Stored data:
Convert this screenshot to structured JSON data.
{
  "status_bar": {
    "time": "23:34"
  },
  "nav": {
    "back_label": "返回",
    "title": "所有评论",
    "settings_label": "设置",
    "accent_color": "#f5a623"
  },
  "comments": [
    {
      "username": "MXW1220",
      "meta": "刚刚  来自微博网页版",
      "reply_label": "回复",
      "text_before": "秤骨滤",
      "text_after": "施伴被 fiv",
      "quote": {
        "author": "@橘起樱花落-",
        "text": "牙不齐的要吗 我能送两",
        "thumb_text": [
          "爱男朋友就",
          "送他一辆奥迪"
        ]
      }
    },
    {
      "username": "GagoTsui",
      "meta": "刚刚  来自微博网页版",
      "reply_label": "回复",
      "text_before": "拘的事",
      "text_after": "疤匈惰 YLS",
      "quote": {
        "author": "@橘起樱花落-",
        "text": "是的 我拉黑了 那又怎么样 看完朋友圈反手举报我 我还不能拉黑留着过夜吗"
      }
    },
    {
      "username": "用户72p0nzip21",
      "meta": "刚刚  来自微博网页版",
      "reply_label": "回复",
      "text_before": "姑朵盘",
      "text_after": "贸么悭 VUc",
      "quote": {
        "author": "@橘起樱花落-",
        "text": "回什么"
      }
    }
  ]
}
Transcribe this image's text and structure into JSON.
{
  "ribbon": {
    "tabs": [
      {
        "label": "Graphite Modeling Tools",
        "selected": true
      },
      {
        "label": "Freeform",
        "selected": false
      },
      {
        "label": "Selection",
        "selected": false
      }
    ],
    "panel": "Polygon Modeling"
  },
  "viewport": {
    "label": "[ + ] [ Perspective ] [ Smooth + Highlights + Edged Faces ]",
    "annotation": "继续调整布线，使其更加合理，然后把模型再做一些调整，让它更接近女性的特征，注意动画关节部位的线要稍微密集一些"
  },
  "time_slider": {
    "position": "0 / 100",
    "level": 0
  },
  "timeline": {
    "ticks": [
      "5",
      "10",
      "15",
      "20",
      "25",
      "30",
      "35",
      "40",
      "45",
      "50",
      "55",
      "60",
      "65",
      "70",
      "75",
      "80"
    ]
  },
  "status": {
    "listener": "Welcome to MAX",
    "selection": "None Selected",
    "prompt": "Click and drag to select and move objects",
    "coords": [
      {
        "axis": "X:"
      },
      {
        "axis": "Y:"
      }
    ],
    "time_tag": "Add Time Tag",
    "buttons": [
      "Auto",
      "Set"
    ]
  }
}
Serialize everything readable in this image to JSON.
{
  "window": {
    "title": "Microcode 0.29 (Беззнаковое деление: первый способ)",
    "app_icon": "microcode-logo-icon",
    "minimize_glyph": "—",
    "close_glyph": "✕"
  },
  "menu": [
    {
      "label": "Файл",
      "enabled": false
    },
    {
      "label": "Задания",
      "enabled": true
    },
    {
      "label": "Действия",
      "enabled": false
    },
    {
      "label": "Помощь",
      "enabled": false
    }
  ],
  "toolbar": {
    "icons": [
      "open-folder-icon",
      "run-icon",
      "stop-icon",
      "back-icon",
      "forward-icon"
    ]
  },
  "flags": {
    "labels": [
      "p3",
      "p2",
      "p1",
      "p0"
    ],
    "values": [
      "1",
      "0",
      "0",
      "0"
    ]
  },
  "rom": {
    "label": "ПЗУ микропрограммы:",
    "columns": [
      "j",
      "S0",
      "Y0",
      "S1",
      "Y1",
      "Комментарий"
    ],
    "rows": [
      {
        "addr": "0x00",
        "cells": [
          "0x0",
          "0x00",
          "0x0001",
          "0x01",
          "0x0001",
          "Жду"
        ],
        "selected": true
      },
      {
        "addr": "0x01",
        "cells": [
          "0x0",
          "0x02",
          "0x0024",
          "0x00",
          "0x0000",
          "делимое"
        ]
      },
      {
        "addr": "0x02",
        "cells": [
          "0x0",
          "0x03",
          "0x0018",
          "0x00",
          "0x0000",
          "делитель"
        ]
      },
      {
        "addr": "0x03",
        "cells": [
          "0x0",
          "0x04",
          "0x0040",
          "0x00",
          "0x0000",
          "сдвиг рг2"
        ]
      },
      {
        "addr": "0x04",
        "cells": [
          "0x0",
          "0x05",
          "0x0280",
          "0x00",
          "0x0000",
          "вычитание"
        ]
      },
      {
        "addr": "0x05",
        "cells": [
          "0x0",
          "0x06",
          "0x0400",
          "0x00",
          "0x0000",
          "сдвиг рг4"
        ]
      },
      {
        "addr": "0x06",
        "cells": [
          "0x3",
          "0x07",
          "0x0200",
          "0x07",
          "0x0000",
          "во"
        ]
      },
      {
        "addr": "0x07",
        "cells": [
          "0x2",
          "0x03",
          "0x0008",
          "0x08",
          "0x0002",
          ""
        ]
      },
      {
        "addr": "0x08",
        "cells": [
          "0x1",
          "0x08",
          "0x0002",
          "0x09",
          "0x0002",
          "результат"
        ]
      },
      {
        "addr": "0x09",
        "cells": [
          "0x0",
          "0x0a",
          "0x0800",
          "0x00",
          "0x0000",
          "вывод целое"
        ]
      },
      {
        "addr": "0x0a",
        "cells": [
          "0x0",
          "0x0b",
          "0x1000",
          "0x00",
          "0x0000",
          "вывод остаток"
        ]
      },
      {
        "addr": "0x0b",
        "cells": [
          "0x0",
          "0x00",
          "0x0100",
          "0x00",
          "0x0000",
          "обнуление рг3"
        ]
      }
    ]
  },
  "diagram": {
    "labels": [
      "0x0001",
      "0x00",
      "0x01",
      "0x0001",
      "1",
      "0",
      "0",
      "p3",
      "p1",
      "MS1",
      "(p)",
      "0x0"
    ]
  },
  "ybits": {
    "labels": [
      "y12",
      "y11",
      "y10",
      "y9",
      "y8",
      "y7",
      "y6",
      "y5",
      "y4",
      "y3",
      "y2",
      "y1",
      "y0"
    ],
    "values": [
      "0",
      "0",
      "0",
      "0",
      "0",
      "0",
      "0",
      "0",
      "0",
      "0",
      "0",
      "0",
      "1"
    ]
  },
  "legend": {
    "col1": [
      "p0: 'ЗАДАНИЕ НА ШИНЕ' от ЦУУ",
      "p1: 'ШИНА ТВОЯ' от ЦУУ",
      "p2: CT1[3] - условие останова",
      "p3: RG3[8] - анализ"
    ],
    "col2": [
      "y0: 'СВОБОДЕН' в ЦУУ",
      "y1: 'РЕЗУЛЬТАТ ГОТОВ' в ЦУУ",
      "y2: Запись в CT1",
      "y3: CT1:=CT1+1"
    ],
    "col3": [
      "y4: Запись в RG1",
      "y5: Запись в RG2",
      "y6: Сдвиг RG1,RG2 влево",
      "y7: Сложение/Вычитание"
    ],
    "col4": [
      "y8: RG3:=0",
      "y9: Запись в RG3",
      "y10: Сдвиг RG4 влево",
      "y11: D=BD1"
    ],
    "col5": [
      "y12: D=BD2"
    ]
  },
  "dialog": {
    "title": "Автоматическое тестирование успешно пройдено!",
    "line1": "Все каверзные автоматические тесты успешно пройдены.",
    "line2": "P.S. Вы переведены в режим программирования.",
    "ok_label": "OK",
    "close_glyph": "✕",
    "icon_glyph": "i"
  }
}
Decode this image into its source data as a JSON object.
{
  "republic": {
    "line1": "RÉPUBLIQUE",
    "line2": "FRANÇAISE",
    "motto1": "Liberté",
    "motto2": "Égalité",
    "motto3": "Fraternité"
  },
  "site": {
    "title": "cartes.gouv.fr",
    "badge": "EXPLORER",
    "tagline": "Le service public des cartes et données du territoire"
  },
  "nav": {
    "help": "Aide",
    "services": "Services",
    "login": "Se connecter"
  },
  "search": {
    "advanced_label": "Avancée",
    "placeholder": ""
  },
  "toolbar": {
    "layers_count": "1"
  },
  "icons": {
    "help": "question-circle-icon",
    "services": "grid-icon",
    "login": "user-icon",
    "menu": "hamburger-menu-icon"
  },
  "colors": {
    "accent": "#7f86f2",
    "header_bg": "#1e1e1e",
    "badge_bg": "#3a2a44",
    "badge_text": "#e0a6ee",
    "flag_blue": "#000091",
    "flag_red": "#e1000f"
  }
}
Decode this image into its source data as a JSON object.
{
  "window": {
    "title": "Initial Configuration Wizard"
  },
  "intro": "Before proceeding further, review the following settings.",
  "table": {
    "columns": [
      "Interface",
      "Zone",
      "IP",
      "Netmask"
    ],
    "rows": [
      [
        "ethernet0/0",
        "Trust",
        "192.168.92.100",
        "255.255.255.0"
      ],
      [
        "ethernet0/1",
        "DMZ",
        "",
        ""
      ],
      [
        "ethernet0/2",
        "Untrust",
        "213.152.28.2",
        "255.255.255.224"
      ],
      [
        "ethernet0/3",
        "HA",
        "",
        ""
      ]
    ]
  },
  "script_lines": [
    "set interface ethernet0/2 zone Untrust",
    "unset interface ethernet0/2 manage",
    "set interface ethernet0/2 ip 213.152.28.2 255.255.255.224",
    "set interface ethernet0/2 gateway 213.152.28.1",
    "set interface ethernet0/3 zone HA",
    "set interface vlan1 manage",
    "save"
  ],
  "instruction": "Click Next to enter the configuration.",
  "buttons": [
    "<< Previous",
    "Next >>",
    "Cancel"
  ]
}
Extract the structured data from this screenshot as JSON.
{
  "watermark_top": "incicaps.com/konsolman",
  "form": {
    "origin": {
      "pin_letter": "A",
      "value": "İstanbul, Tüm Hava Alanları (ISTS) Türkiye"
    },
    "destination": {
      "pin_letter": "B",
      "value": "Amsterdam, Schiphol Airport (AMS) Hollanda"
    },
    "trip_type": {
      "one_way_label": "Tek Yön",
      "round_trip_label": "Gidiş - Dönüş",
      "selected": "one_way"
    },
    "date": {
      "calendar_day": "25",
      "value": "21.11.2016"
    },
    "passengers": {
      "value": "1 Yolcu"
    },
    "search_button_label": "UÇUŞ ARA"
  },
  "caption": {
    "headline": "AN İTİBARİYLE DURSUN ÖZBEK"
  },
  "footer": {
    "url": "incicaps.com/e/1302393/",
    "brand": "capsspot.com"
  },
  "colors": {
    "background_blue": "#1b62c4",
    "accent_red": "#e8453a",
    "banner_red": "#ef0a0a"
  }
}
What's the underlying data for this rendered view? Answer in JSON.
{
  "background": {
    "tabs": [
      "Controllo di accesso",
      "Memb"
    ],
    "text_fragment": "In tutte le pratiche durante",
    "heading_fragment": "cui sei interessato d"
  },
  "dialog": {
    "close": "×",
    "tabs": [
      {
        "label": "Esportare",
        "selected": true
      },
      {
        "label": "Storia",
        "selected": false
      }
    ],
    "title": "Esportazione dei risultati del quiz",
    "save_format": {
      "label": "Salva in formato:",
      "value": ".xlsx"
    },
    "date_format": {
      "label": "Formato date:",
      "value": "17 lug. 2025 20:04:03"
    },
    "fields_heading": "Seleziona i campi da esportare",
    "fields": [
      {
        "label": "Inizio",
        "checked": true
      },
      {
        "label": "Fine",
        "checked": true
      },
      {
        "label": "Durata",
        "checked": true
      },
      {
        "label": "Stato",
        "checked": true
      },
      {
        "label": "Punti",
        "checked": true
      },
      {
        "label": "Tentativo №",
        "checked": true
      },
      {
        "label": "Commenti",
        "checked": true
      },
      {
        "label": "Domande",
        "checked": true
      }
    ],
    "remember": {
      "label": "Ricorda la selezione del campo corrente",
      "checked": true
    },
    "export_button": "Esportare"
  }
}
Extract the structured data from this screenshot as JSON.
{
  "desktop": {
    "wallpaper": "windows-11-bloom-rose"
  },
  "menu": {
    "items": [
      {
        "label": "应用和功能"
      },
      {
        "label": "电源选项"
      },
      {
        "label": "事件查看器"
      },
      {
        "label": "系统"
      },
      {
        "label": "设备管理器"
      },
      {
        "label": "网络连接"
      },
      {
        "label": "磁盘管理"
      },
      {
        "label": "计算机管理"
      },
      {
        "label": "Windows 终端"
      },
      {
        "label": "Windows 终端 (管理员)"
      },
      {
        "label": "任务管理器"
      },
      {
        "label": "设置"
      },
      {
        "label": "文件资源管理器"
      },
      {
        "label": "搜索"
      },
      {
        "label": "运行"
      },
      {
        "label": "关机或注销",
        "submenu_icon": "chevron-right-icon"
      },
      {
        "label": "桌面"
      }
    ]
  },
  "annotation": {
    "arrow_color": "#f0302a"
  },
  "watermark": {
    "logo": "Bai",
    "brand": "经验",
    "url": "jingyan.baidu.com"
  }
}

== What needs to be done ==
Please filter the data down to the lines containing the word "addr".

== Solution to this task ==
        "addr": "0x00",
        "addr": "0x01",
        "addr": "0x02",
        "addr": "0x03",
        "addr": "0x04",
        "addr": "0x05",
        "addr": "0x06",
        "addr": "0x07",
        "addr": "0x08",
        "addr": "0x09",
        "addr": "0x0a",
        "addr": "0x0b",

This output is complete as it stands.